Review: 'Hacksaw Ridge' Redeems and Shocks

Neil Feeney ’19 / Emertainment Monthly Staff Writer
There is no shortage of great World War II action films, many of which have received significant praise from both critics and audiences alike. Films like Saving Private Ryan and the recent Fury are loved and studied often. It’s no real secret that films that enter into this genre can achieve a timeless status. However, only the cream of the crop can truly master what that era entailed, and portray it in not only a sensitive way, but a way that honors the sacrifices made. And with such an amazing story such as Desmond Doss’, extra precautions need to be made. Since director Mel Gibson’s downfall from fame with his leaked outbursts, he seems to have carefully planned his directorial return to Hollywood with this heroic tale. Hacksaw Ridge takes many key elements from great World War II films and applies them to an untold true story, positioning itself to very well become a new modern classic.

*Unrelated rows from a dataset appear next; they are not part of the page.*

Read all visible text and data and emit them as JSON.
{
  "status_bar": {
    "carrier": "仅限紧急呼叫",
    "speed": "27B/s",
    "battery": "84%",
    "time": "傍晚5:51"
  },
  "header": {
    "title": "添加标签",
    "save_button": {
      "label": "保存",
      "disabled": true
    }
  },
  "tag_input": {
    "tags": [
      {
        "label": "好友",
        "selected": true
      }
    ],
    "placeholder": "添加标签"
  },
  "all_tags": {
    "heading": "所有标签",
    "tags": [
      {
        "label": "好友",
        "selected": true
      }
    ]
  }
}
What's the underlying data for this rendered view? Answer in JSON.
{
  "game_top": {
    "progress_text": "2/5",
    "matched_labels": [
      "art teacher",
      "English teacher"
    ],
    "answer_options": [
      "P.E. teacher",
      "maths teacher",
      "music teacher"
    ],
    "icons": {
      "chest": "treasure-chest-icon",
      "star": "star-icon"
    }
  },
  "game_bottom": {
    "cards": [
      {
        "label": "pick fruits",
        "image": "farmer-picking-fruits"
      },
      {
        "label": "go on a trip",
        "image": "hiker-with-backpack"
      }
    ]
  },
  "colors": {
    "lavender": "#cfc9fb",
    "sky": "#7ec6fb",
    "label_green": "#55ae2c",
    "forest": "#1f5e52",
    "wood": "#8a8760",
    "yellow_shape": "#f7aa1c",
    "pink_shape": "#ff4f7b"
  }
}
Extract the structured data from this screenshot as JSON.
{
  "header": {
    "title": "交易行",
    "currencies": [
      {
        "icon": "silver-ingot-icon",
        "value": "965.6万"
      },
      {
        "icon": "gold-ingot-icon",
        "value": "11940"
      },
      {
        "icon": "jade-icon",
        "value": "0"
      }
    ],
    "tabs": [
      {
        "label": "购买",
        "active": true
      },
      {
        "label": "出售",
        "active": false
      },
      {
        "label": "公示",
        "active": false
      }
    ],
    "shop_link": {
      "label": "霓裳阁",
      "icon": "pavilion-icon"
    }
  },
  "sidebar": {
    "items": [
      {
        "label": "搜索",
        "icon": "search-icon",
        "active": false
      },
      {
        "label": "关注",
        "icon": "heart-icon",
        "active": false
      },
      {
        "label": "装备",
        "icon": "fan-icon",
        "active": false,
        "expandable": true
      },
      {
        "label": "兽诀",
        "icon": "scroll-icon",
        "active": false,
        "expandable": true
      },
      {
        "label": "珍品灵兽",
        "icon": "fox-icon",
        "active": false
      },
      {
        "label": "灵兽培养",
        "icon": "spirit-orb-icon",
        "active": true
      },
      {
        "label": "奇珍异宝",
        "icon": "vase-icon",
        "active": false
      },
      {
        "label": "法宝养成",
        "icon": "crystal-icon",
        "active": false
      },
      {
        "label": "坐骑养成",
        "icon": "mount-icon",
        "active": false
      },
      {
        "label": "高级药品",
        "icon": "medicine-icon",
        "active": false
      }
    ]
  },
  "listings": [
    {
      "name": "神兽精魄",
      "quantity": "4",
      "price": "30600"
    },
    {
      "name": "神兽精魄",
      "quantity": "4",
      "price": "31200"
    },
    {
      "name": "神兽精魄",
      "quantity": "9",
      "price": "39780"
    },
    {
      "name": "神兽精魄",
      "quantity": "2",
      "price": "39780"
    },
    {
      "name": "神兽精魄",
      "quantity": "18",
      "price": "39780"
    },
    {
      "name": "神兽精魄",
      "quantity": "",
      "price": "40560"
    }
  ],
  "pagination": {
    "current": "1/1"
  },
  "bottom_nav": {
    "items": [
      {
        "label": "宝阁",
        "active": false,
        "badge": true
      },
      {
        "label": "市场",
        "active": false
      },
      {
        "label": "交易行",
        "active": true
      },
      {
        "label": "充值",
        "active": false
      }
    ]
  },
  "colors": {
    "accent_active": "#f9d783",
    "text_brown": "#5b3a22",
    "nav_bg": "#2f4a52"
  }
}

Andrew Garfield in Hacksaw Ridge. Photo Credit: Summit Entertainment.
Hacksaw Ridge is the story of Desmond Doss (Andrew Garfield), a young Christian man who enlists in the army to protect his country against the Axis powers during WWII. His father Harold (Nathaniel Buzolicand mother Bertha (Rachel Griffiths) fear for Doss because his father served before and suffers physical and emotional trauma. His fiancé, Dorothy (Teresa Palmer), feels the same, making it seem like everyone is against his decision. Following his enlistment, Doss goes to training, and to the surprise of everyone around him, has decided not to touch any gun in the war because of his religious beliefs. He instead chooses to be a medic so he can save lives rather than take them. After much debate, he is allowed to go into war, and as the true story goes, saves over seventy-five men in battle. The way that screenwriters Andrew Knight and Robert Schenkkan have arranged this fantastic story can be a bit predictable and “Oscar-baity” at times, although the magnitude of the events and the weight of history are enough to push the film past it’s own tropes.
The religious themes of Christianity are woven throughout the story fantastically, giving Doss enough motivation to justify his actions and enough doubt to reveal his true faith. A realistic portrayal of Christianity can be lost in the mainstream media, but Gibson portrays it well in this film, showing Doss not as a fanatic extremist, but as a human being finding strength through faith. He carries and protects his Bible (which does have a picture of his fiancé Dorothy), prays regularly, and isn’t shy about his faith. Even though it is an important theme of the film, Doss’ faith is presented in a way that isn’t too heavy-handed and doesn’t take the audience out- but rather complements- the story.
Andrew Garfield and Teresa Palmer in Hacksaw Ridge. Photo Credit: Summit Entertainment.
Technically, this film is nothing short of a marvel, with huge prolonged realistic war sequences that both shock and engage the viewer. Gibson has returned to the directing game with a vengeance, and the film shows his talent in staging impressive battles: they are gritty, brutal, and (quite simply) works of art. The sounds of war engulf the audience into every jarring moment. The visuals are not for the faint of heart, but magnify the intensity and scarring nature of war, questioning the audience to ask themselves if battle is truly necessary.
The acting was also very impressive, with Andrew Garfield leading the cast as Doss, a role that at first glance does not seem right for him. Upon experiencing his performance, one can see why he was chosen. Garfield plays the role with such an impressive mix of intensity and boyish charm that one can even get past the Southern accent. This role will no doubt boost his resume and show that he is ready for more mature roles. Vince Vaughn also brings his A-game, on a new mission to prove that he can act in more dramatic roles. As Doss’ Sergeant Howell, Vaughan uses his comedy background to give sympathy to a rugged character, and create a more likeable superior. Sam Worthington is back as well, playing the Captain of the squad. He has not been in anything uniquely noticeable since Avatar, though his blank acting style is of well use here, allowing for some great character moments when his guard drops. Gibson does a great job of directing both large cast and smaller, more personal moments, and for handling the unique cast of characters.
Andrew Garfield in Hacksaw Ridge. Photo Credit: Summit Entertainment.
Although a great technical film, the one aspect of the film that is most lacking is the editing, which at points can seem simultaneously extraneous and brisk. Some scenes feel like they have no point in the film, while others feel like they needed more time. It is an interestingly paced film, with more pre-war story than of the actual war. Whether this is a writing or editing issue, it certainly distracts from the overall product, but thankfully does little to diminish the technically impressive and inspiring aspects of the story that the film heavily relies on. Gibson is acclaimed for his battle sequences and violence (Braveheart and The Passion of the Christ come to mind), but in Hacksaw Ridge, he is truly able to solidify himself as a great storyteller. The film will hopefully inspire and remind us of the great World War II heroes that have since passed, and that this fantastic genre isn’t going away anytime soon.
Overall Grade: A-
Watch The Trailer:
Show More

Leave a Reply

Your email address will not be published. Required fields are marked *

Back to top button